TRY IT:
A word-for-word copy of the entries, with the images left out, is what you should write.

[Data extracted from a collection]
+ + +

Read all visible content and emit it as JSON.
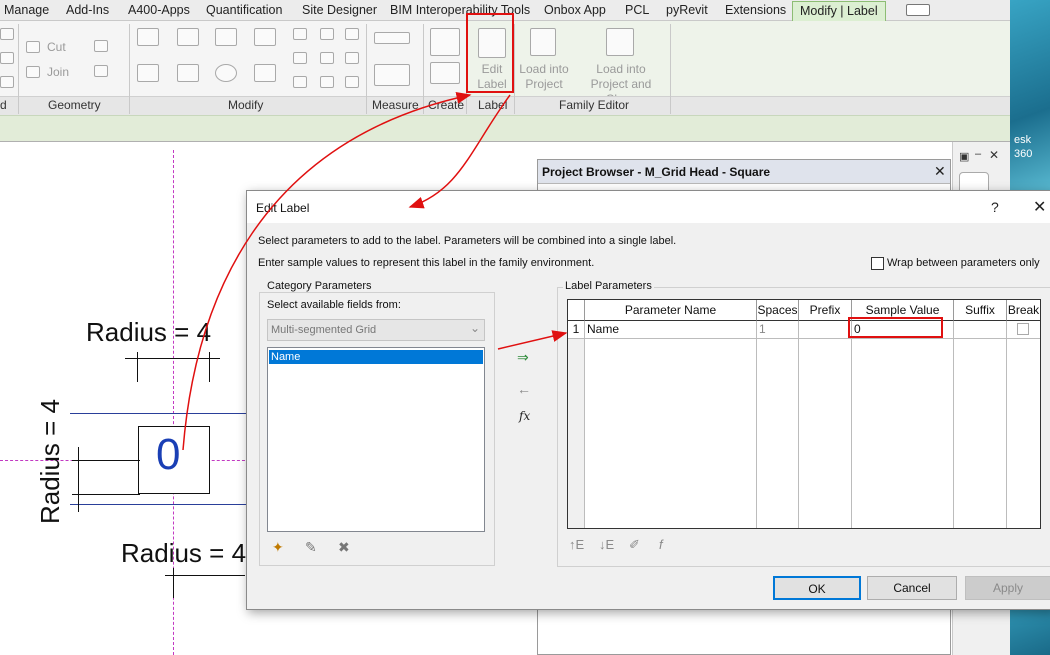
{
  "ribbon": {
    "tabs": [
      "Manage",
      "Add-Ins",
      "A400-Apps",
      "Quantification",
      "Site Designer",
      "BIM Interoperability Tools",
      "Onbox App",
      "PCL",
      "pyRevit",
      "Extensions",
      "Modify | Label"
    ],
    "qat_icon": "window-switch-icon",
    "panels": {
      "partial": "d",
      "geometry": "Geometry",
      "modify": "Modify",
      "measure": "Measure",
      "create": "Create",
      "label": "Label",
      "family_editor": "Family Editor"
    },
    "geometry_buttons": {
      "cut": "Cut",
      "join": "Join"
    },
    "edit_label": "Edit\nLabel",
    "load_into_project": "Load into\nProject",
    "load_into_project_close": "Load into\nProject and Close"
  },
  "canvas": {
    "dim_top": "Radius = 4",
    "dim_left": "Radius = 4",
    "dim_bottom": "Radius = 4",
    "label_sample": "0"
  },
  "sidebar_text": {
    "line1": "esk",
    "line2": "360"
  },
  "project_browser": {
    "title": "Project Browser - M_Grid Head - Square",
    "close": "✕"
  },
  "dialog": {
    "title": "Edit Label",
    "help": "?",
    "close": "✕",
    "instruction1": "Select parameters to add to the label.  Parameters will be combined into a single label.",
    "instruction2": "Enter sample values to represent this label in the family environment.",
    "wrap_label": "Wrap between parameters only",
    "category_group": "Category Parameters",
    "select_fields": "Select available fields from:",
    "category_value": "Multi-segmented Grid",
    "available_fields": [
      "Name"
    ],
    "label_params_group": "Label Parameters",
    "columns": [
      "Parameter Name",
      "Spaces",
      "Prefix",
      "Sample Value",
      "Suffix",
      "Break"
    ],
    "rows": [
      {
        "index": "1",
        "name": "Name",
        "spaces": "1",
        "prefix": "",
        "sample": "0",
        "suffix": "",
        "break": false
      }
    ],
    "fx": "fx",
    "buttons": {
      "ok": "OK",
      "cancel": "Cancel",
      "apply": "Apply"
    }
  },
  "colors": {
    "accent": "#0078d7",
    "annotation": "#e01010",
    "grid_label": "#1a3fb5",
    "reference_plane": "#c23ac2"
  }
}
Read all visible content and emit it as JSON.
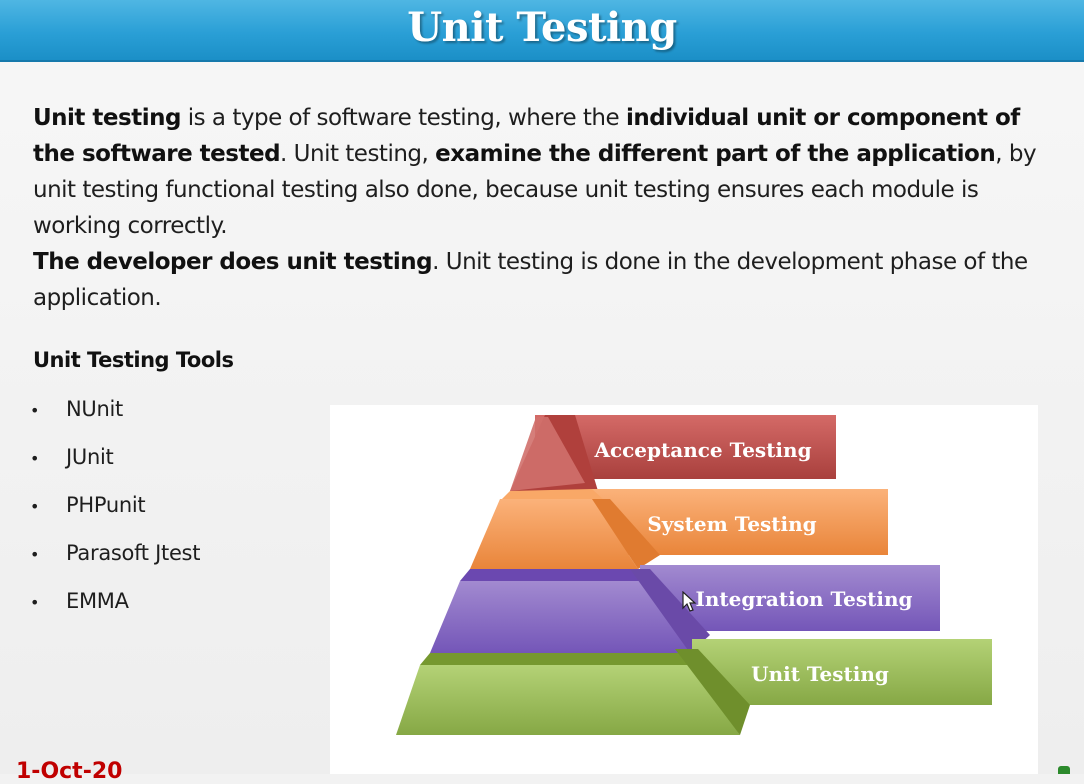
{
  "slide": {
    "title": "Unit Testing",
    "paragraph1": [
      {
        "text": "Unit testing",
        "bold": true
      },
      {
        "text": " is a type of software testing, where the ",
        "bold": false
      },
      {
        "text": "individual unit or component of the software tested",
        "bold": true
      },
      {
        "text": ". Unit testing, ",
        "bold": false
      },
      {
        "text": "examine the different part of the application",
        "bold": true
      },
      {
        "text": ", by unit testing functional testing also done, because unit testing ensures each module is working correctly.",
        "bold": false
      }
    ],
    "paragraph2": [
      {
        "text": "The developer does unit testing",
        "bold": true
      },
      {
        "text": ". Unit testing is done in the development phase of the application.",
        "bold": false
      }
    ],
    "tools_heading": "Unit Testing Tools",
    "tools": [
      "NUnit",
      "JUnit",
      "PHPunit",
      "Parasoft Jtest",
      "EMMA"
    ],
    "pyramid": {
      "levels": [
        {
          "label": "Acceptance Testing",
          "color": "#c0504d"
        },
        {
          "label": "System Testing",
          "color": "#f79646"
        },
        {
          "label": "Integration Testing",
          "color": "#8064a2"
        },
        {
          "label": "Unit Testing",
          "color": "#9bbb59"
        }
      ]
    },
    "footer_date": "1-Oct-20"
  },
  "colors": {
    "header": "#2a9fd6",
    "title_text": "#ffffff",
    "footer_date": "#c00000"
  },
  "icons": {
    "bullet": "•",
    "cursor": "mouse-pointer-icon"
  }
}
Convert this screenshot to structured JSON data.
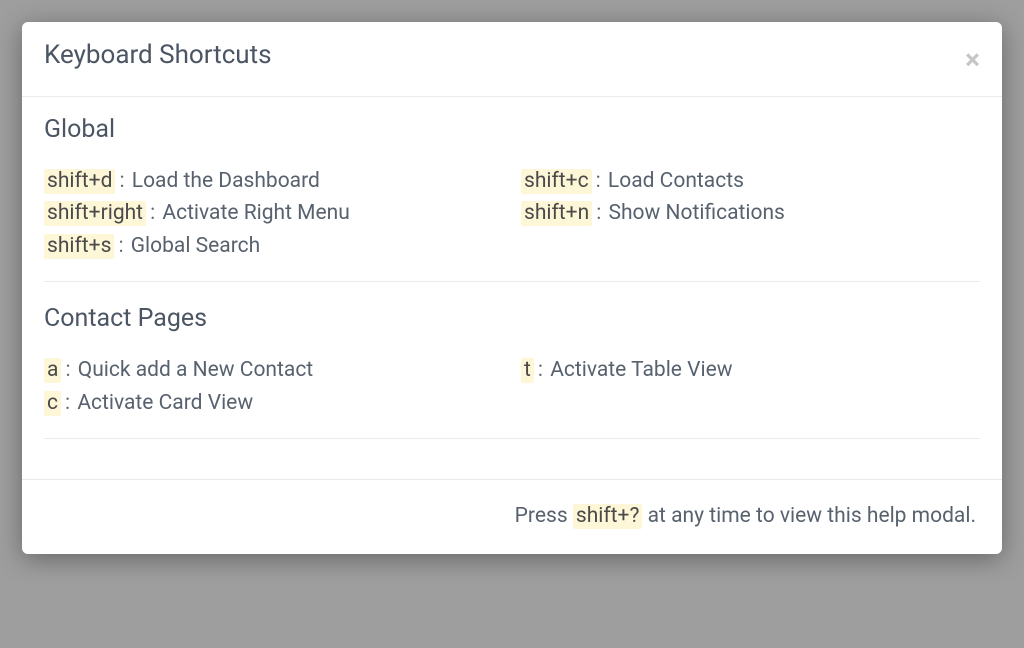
{
  "modal": {
    "title": "Keyboard Shortcuts",
    "sections": [
      {
        "heading": "Global",
        "left": [
          {
            "key": "shift+d",
            "desc": "Load the Dashboard"
          },
          {
            "key": "shift+right",
            "desc": "Activate Right Menu"
          },
          {
            "key": "shift+s",
            "desc": "Global Search"
          }
        ],
        "right": [
          {
            "key": "shift+c",
            "desc": "Load Contacts"
          },
          {
            "key": "shift+n",
            "desc": "Show Notifications"
          }
        ]
      },
      {
        "heading": "Contact Pages",
        "left": [
          {
            "key": "a",
            "desc": "Quick add a New Contact"
          },
          {
            "key": "c",
            "desc": "Activate Card View"
          }
        ],
        "right": [
          {
            "key": "t",
            "desc": "Activate Table View"
          }
        ]
      }
    ],
    "footer": {
      "prefix": "Press ",
      "key": "shift+?",
      "suffix": " at any time to view this help modal."
    }
  }
}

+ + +

ANSWER TO THIS PROBLEM:
Read all visible content and emit it as JSON.
{
  "ribbon": {
    "tabs": [
      "Manage",
      "Add-Ins",
      "A400-Apps",
      "Quantification",
      "Site Designer",
      "BIM Interoperability Tools",
      "Onbox App",
      "PCL",
      "pyRevit",
      "Extensions",
      "Modify | Label"
    ],
    "qat_icon": "window-switch-icon",
    "panels": {
      "partial": "d",
      "geometry": "Geometry",
      "modify": "Modify",
      "measure": "Measure",
      "create": "Create",
      "label": "Label",
      "family_editor": "Family Editor"
    },
    "geometry_buttons": {
      "cut": "Cut",
      "join": "Join"
    },
    "edit_label": "Edit\nLabel",
    "load_into_project": "Load into\nProject",
    "load_into_project_close": "Load into\nProject and Close"
  },
  "canvas": {
    "dim_top": "Radius = 4",
    "dim_left": "Radius = 4",
    "dim_bottom": "Radius = 4",
    "label_sample": "0"
  },
  "sidebar_text": {
    "line1": "esk",
    "line2": "360"
  },
  "project_browser": {
    "title": "Project Browser - M_Grid Head - Square",
    "close": "✕"
  },
  "dialog": {
    "title": "Edit Label",
    "help": "?",
    "close": "✕",
    "instruction1": "Select parameters to add to the label.  Parameters will be combined into a single label.",
    "instruction2": "Enter sample values to represent this label in the family environment.",
    "wrap_label": "Wrap between parameters only",
    "category_group": "Category Parameters",
    "select_fields": "Select available fields from:",
    "category_value": "Multi-segmented Grid",
    "available_fields": [
      "Name"
    ],
    "label_params_group": "Label Parameters",
    "columns": [
      "Parameter Name",
      "Spaces",
      "Prefix",
      "Sample Value",
      "Suffix",
      "Break"
    ],
    "rows": [
      {
        "index": "1",
        "name": "Name",
        "spaces": "1",
        "prefix": "",
        "sample": "0",
        "suffix": "",
        "break": false
      }
    ],
    "fx": "fx",
    "buttons": {
      "ok": "OK",
      "cancel": "Cancel",
      "apply": "Apply"
    }
  },
  "colors": {
    "accent": "#0078d7",
    "annotation": "#e01010",
    "grid_label": "#1a3fb5",
    "reference_plane": "#c23ac2"
  }
}
Read all visible content and emit it as JSON.
{
  "slide": {
    "title": "Unit Testing",
    "paragraph1": [
      {
        "text": "Unit testing",
        "bold": true
      },
      {
        "text": " is a type of software testing, where the ",
        "bold": false
      },
      {
        "text": "individual unit or component of the software tested",
        "bold": true
      },
      {
        "text": ". Unit testing, ",
        "bold": false
      },
      {
        "text": "examine the different part of the application",
        "bold": true
      },
      {
        "text": ", by unit testing functional testing also done, because unit testing ensures each module is working correctly.",
        "bold": false
      }
    ],
    "paragraph2": [
      {
        "text": "The developer does unit testing",
        "bold": true
      },
      {
        "text": ". Unit testing is done in the development phase of the application.",
        "bold": false
      }
    ],
    "tools_heading": "Unit Testing Tools",
    "tools": [
      "NUnit",
      "JUnit",
      "PHPunit",
      "Parasoft Jtest",
      "EMMA"
    ],
    "pyramid": {
      "levels": [
        {
          "label": "Acceptance Testing",
          "color": "#c0504d"
        },
        {
          "label": "System Testing",
          "color": "#f79646"
        },
        {
          "label": "Integration Testing",
          "color": "#8064a2"
        },
        {
          "label": "Unit Testing",
          "color": "#9bbb59"
        }
      ]
    },
    "footer_date": "1-Oct-20"
  },
  "colors": {
    "header": "#2a9fd6",
    "title_text": "#ffffff",
    "footer_date": "#c00000"
  },
  "icons": {
    "bullet": "•",
    "cursor": "mouse-pointer-icon"
  }
}
Convert this screenshot to structured JSON data.
{
  "modal": {
    "title": "Keyboard Shortcuts",
    "sections": [
      {
        "heading": "Global",
        "left": [
          {
            "key": "shift+d",
            "desc": "Load the Dashboard"
          },
          {
            "key": "shift+right",
            "desc": "Activate Right Menu"
          },
          {
            "key": "shift+s",
            "desc": "Global Search"
          }
        ],
        "right": [
          {
            "key": "shift+c",
            "desc": "Load Contacts"
          },
          {
            "key": "shift+n",
            "desc": "Show Notifications"
          }
        ]
      },
      {
        "heading": "Contact Pages",
        "left": [
          {
            "key": "a",
            "desc": "Quick add a New Contact"
          },
          {
            "key": "c",
            "desc": "Activate Card View"
          }
        ],
        "right": [
          {
            "key": "t",
            "desc": "Activate Table View"
          }
        ]
      }
    ],
    "footer": {
      "prefix": "Press ",
      "key": "shift+?",
      "suffix": " at any time to view this help modal."
    }
  }
}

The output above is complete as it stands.